by Rachel Beaumont

latest archive about contact

Haters gonna hate: Hamilton at Victoria Palace Theatre

Victoria Palace Theatre
Grand Circle B1, £40
9 October 2021
Delfont Mackintosh page

What to say about Hamilton… I guess I should lead with saying that I enjoyed it, and I can understand the acclaim that has surrounded Lin-Manuel Miranda since its premiere. Casting my mind back to those innocent days, pre-Brexit, pre-Trump, pre-pandemic, I can well understand the furore Hamilton stimulated: it is intelligent, original, upbeat, fun. Seeing it in 2021 it has lost some of that original allure, not just because the world has moved on (partly thanks to Hamilton’s influence) but also because to see it now is to participate in the slightly soulless West End-musical entertainment machine. And, if we’re honest, I would probably have found ways to fault it then just as now.

The chief seam I find myself mining in reflecting on Hamilton is the presentation of women. My friends who are ardent Hamilton fans argue immediately ‘but at least it has women, and they have names, and they have agency’. Against a low bar, these are things to be said. But I wish Manuel could have done for women what he does for African-Americans. No, women were not the actors in the historical story he tells, for many bad reasons. So why not make them be so? Instead they are relegated to two sisters, their separateness from the men’s world underlined even in musical styles, and while named they never achieve independence of action from the men in their lives. Judging from the engagement of the thousands of mega-fans around me, Eliza’s final song is a firm favourite, in which she sings of founding an orphanage in her husband’s memory. Really? This counts as inspirational?
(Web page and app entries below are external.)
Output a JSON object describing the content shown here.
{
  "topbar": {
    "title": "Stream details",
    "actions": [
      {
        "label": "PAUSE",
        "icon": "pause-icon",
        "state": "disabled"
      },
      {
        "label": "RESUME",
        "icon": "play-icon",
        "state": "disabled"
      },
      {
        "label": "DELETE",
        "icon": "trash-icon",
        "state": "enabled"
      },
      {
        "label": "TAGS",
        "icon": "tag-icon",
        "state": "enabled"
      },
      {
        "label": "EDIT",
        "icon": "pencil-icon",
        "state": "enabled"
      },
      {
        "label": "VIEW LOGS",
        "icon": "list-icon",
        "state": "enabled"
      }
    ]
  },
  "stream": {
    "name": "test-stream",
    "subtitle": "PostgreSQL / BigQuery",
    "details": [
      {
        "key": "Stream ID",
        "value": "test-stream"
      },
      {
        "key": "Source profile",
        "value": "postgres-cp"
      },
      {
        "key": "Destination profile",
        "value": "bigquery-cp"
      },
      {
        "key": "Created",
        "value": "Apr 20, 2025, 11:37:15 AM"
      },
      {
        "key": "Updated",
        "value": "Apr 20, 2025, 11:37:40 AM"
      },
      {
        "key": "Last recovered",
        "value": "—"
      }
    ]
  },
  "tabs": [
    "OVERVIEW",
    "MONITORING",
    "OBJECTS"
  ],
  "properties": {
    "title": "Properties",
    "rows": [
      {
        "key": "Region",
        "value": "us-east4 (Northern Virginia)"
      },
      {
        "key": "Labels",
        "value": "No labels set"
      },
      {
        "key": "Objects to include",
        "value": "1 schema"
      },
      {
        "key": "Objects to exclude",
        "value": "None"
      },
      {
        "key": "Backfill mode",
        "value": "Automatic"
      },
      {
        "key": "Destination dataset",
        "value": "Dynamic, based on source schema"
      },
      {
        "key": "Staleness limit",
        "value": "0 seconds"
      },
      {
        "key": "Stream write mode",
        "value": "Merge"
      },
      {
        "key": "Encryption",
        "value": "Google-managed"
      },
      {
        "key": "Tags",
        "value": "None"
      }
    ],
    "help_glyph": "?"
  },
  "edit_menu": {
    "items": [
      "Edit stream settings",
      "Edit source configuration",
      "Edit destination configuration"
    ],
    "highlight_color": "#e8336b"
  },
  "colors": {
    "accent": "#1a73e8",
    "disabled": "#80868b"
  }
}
I feel Miranda was probably aware of this weakness and there are vestigial hints of ways he has he striven to correct it – but this effort, I imagine, fell by the wayside relatively early on in the creative process that resulted in Hamilton. More encouragement from those around him, perhaps, would have resulted in a final work that I would feel more enthusiasm for. But never mind, and I can sense my friends dismissing my criticism under a ‘haters gonna hate’ umbrella. Perhaps what I should keep sight of is that it is still a relative rarity to see a majority-black cast, and that the popularity of Hamilton is objectively changing this is something only to be celebrated.

My other criticisms are much less important. The dancing was pants! And also unnecessarily gendered. Maybe I should allow that the dancing was pants because this was the millionth show on a Saturday matinee. But the gendering is less easy to excuse, and to be honest I expect the dancing always felt like an add-on, there because musicals have to have dancing, not because it delivers anything at all to the story. In addition to the pants dancing, some of the singing was a bit pants, and the amplification poor, and the ensemble a bit unstable. An absolute exception to this general mediocrity was Emile Ruddock as Hercules/Madison, whose singing was gorgeous. I was also impressed by Harry Hepple as King George, although I feel a bit guilty that his song is the only one I can really remember.

No comments yet.

This site is protected by reCAPTCHA and the Google Privacy Policy and Terms of Service apply.

<< Laugh and the world laughs with you: Jenůfa at ROH

Opiate of the musical: Spring Awakening at the Almeida >>